Many of you who are friends of our Facebook Fan Page may have noticed a distinct change of picture posts. Where they used to be primarily Sarawak-based, they have become West Malaysia-focused. The reason is, after three and a half years in Sarawak, we are moving back to the US.
Our Bags are Packed
We have loved our time here, and loved all the people we met. These experiences and relationships have enriched us immensely.
Having given up or sold off most of our possessions (twice), we have learned that life is not about the accumulation of stuff, but about the relationships we make.
We have been blessed with many good friends in Sarawak. We also know that we are blessed with many good friends in San Jose, where we will be returning for the time being.
We are looking forward to the next chapter! Not forgetting the many chapters that have been written during our stay in Sarawak, which we hope to document in the coming months.
Cheers and Aloha,
Nate and Annie
I love Indian food and mamak food in particular. We often go to one particular place in Kuching almost weekly for roti and thosai. The thosai comes with dipping sauces of dhal and coconut chutney but we like the fish curry sauce the best.
One day I got some pieces of fish to go along with the curry. It was delicious! But then we got the bill and it turned out that the fish pieces were 5 ringgit each! Being the pake person that I am, I decided that I should learn to cook fish curry for myself because then I could buy a whole fish for 20 ringgit and save some money.
Armed with just my instincts and the flavor profile that I got from having this fish curry over several visits I decided to try to recreate it.
Indian Fish Curry

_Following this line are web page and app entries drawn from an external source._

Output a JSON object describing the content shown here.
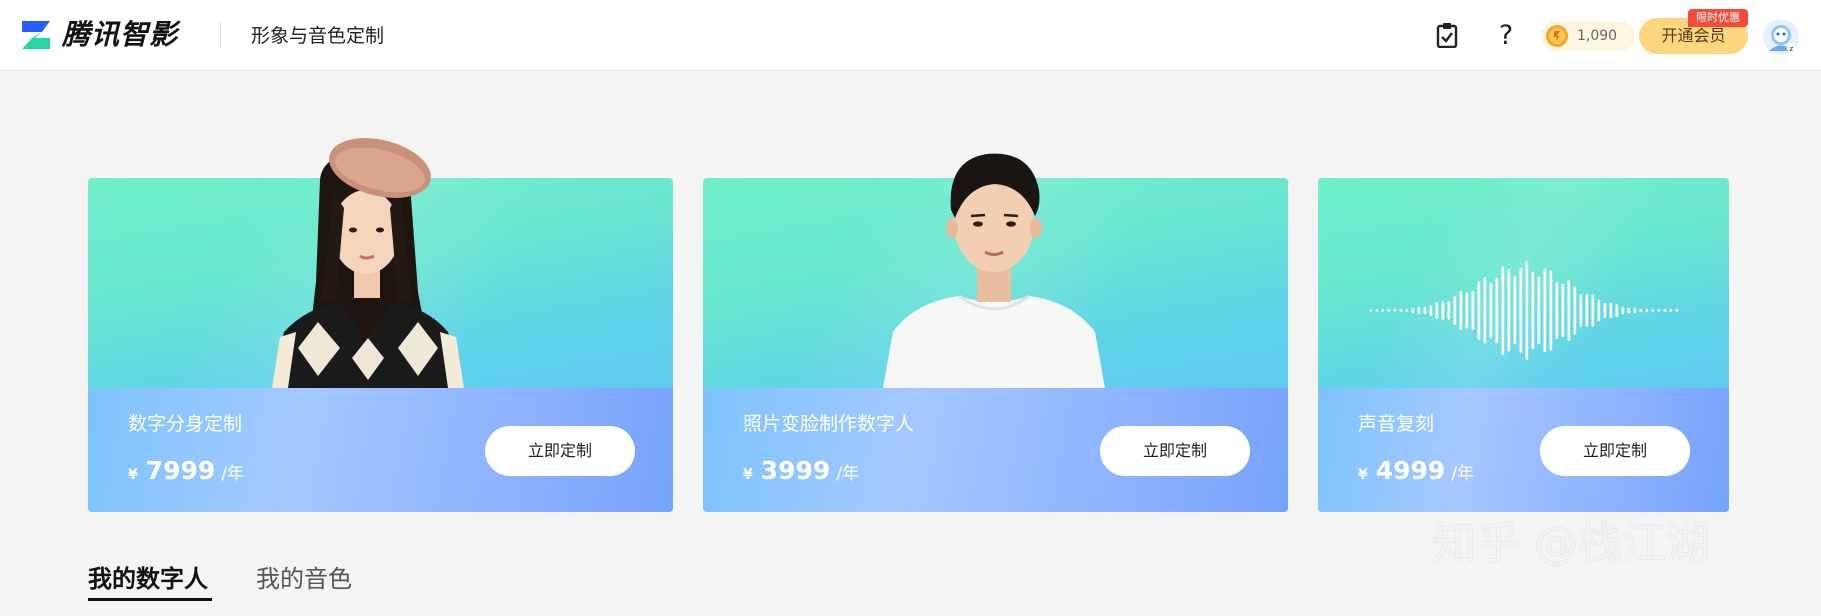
{
  "header": {
    "brand_name": "腾讯智影",
    "page_title": "形象与音色定制",
    "coins": "1,090",
    "vip_label": "开通会员",
    "promo_label": "限时优惠"
  },
  "cards": [
    {
      "title": "数字分身定制",
      "currency": "¥",
      "price": "7999",
      "unit": "/年",
      "button": "立即定制"
    },
    {
      "title": "照片变脸制作数字人",
      "currency": "¥",
      "price": "3999",
      "unit": "/年",
      "button": "立即定制"
    },
    {
      "title": "声音复刻",
      "currency": "¥",
      "price": "4999",
      "unit": "/年",
      "button": "立即定制"
    }
  ],
  "tabs": [
    {
      "label": "我的数字人",
      "active": true
    },
    {
      "label": "我的音色",
      "active": false
    }
  ],
  "watermark": "知乎 @栈江湖",
  "icons": [
    "logo-icon",
    "clipboard-check-icon",
    "help-icon",
    "coin-icon",
    "avatar"
  ],
  "colors": {
    "card_top": "#6ff0c9",
    "card_bottom": "#5abdf6",
    "vip_button": "#ffd57d",
    "promo_tag": "#f14b3c",
    "logo_blue": "#2a5cff",
    "logo_green": "#27d6a5"
  }
}
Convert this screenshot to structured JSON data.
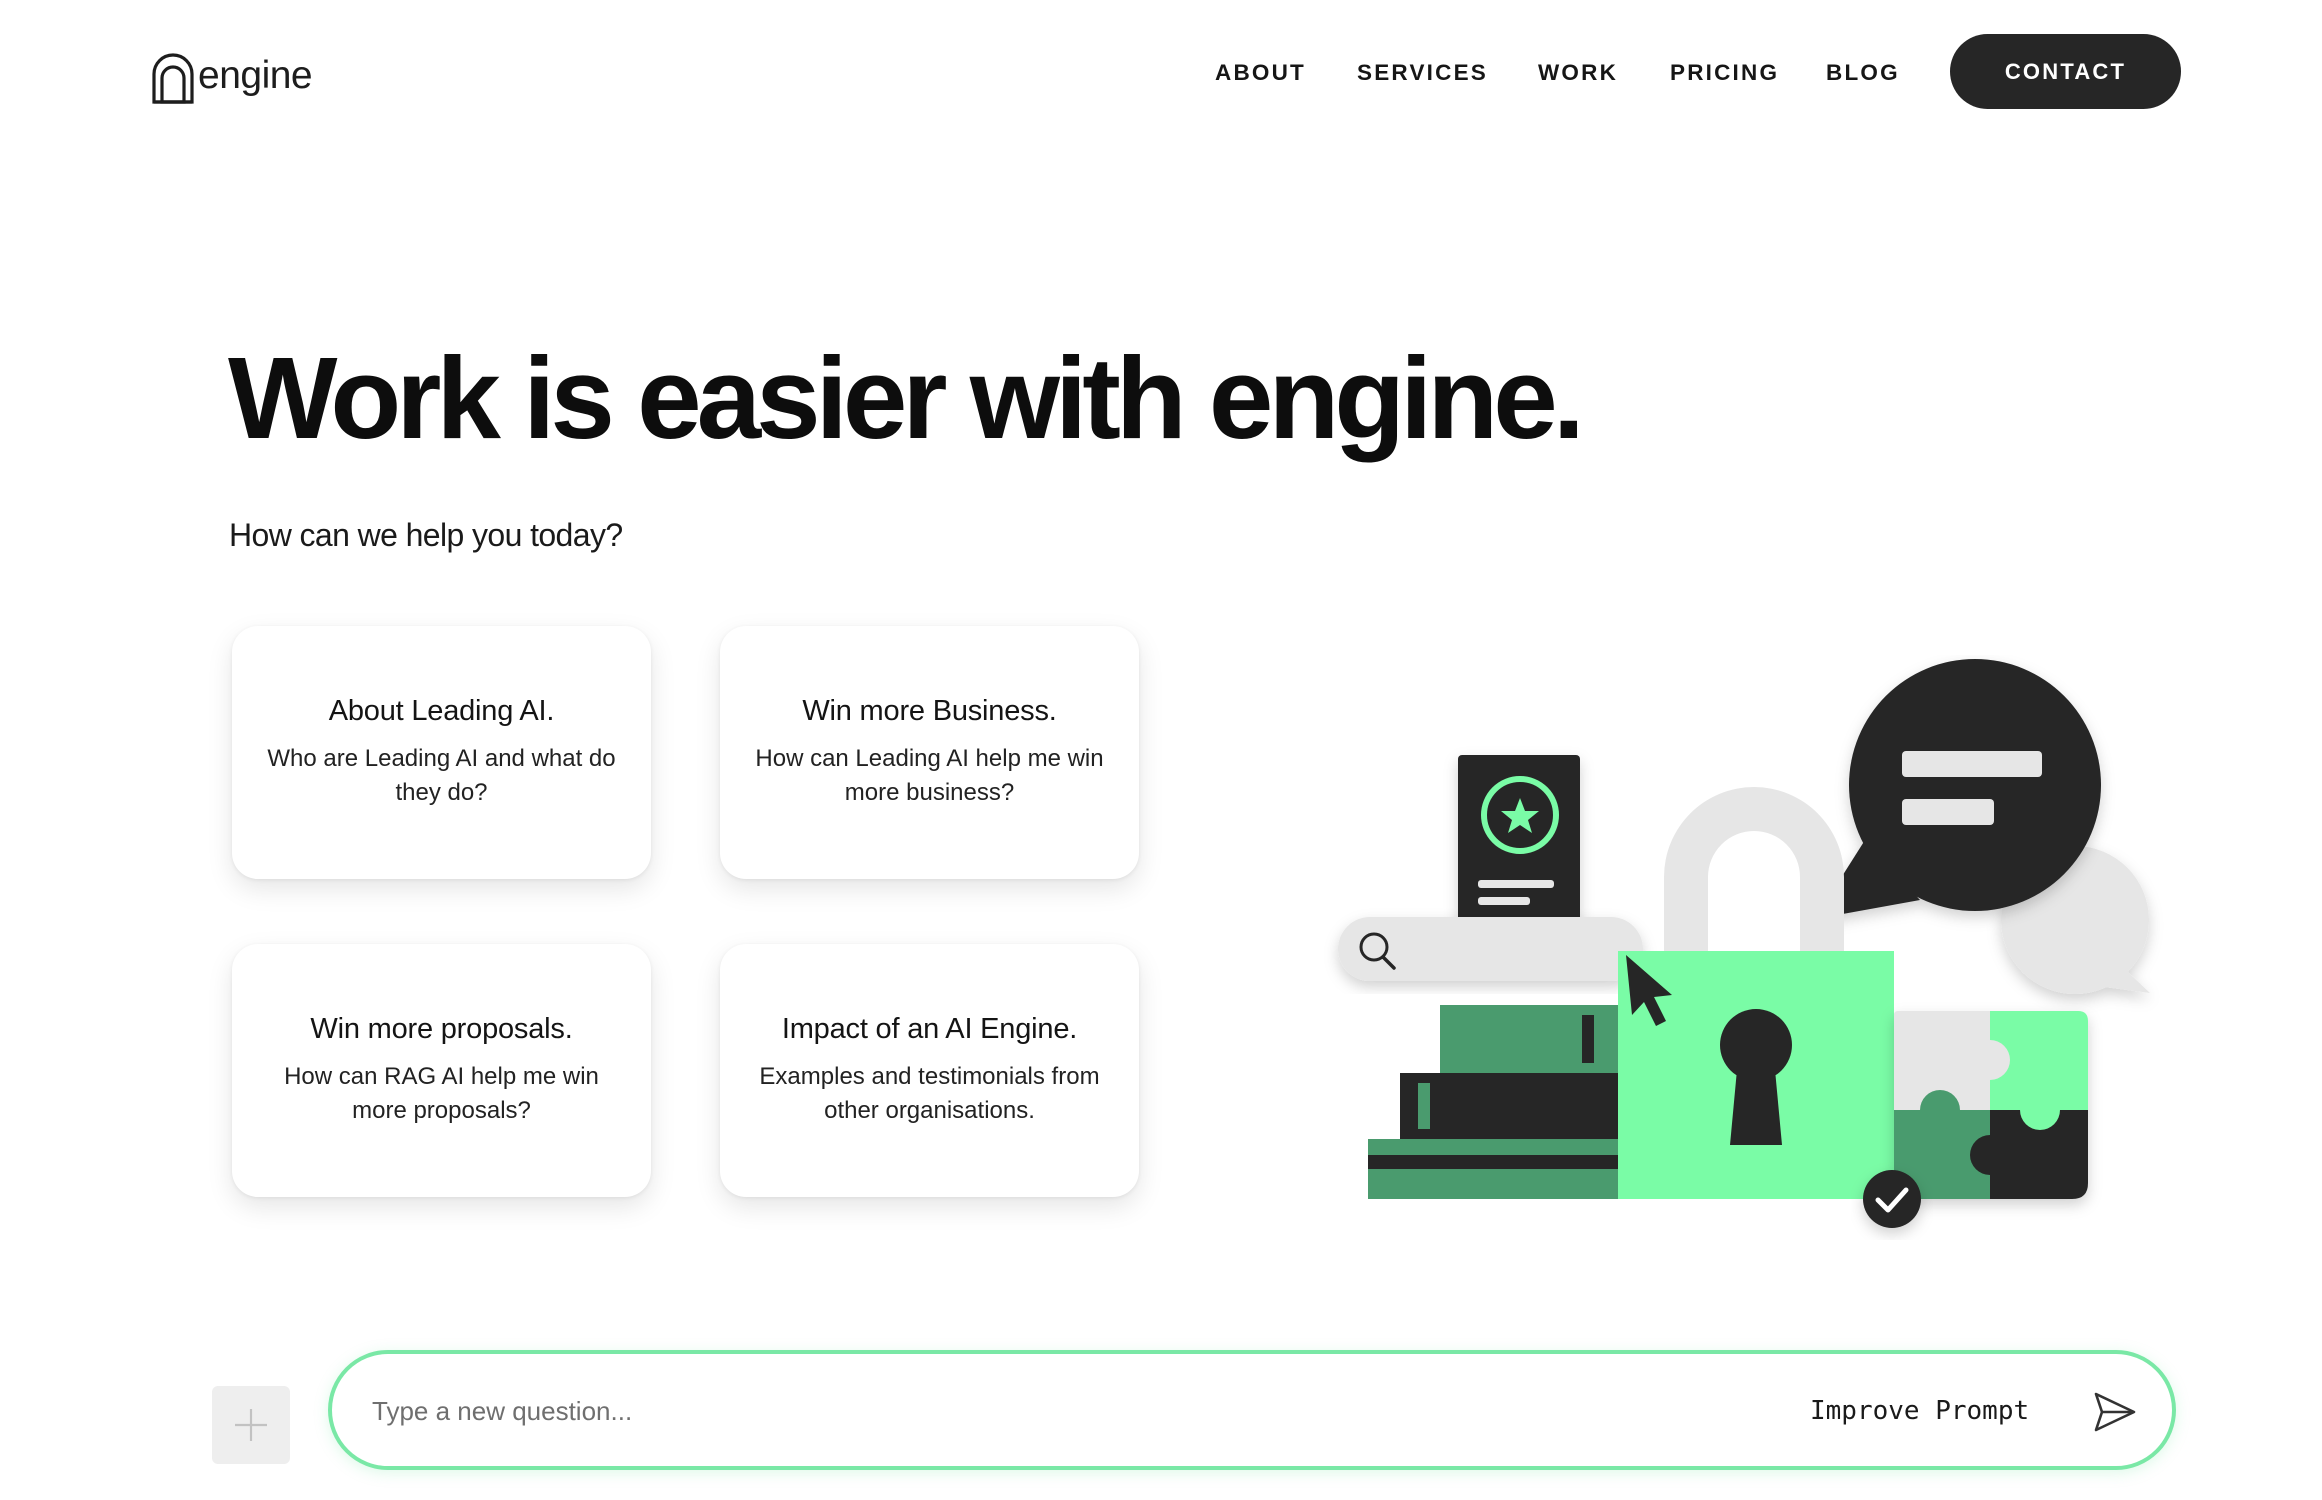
{
  "header": {
    "logo_text": "engine",
    "nav": [
      {
        "label": "ABOUT"
      },
      {
        "label": "SERVICES"
      },
      {
        "label": "WORK"
      },
      {
        "label": "PRICING"
      },
      {
        "label": "BLOG"
      }
    ],
    "contact_label": "CONTACT"
  },
  "hero": {
    "title": "Work is easier with engine.",
    "subtitle": "How can we help you today?"
  },
  "cards": [
    {
      "title": "About Leading AI.",
      "description": "Who are Leading AI and what do they do?"
    },
    {
      "title": "Win more Business.",
      "description": "How can Leading AI help me win more business?"
    },
    {
      "title": "Win more proposals.",
      "description": "How can RAG AI help me win more proposals?"
    },
    {
      "title": "Impact of an AI Engine.",
      "description": "Examples and testimonials from other organisations."
    }
  ],
  "composer": {
    "placeholder": "Type a new question...",
    "improve_label": "Improve Prompt",
    "plus_icon": "plus-icon",
    "send_icon": "send-icon"
  },
  "colors": {
    "accent_green": "#7afca6",
    "dark_green": "#4a9b6e",
    "dark": "#262626",
    "light_gray": "#e6e6e6",
    "composer_border": "#7ae8a6"
  }
}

KL has an assortment of Vietnamese restaurants serving noodle dishes like pho and bun but I wanted to see if I could find some banh mi instead. Banh mi is a Vietnamese sandwich made with a baguette, spread with mayo and butter then filled with your choice of meats, topped with strips of pickled daikon and carrot then lightly drizzled with a savory sauce. It’s one of those foods (like Mexican) that we dearly miss here in Malaysia.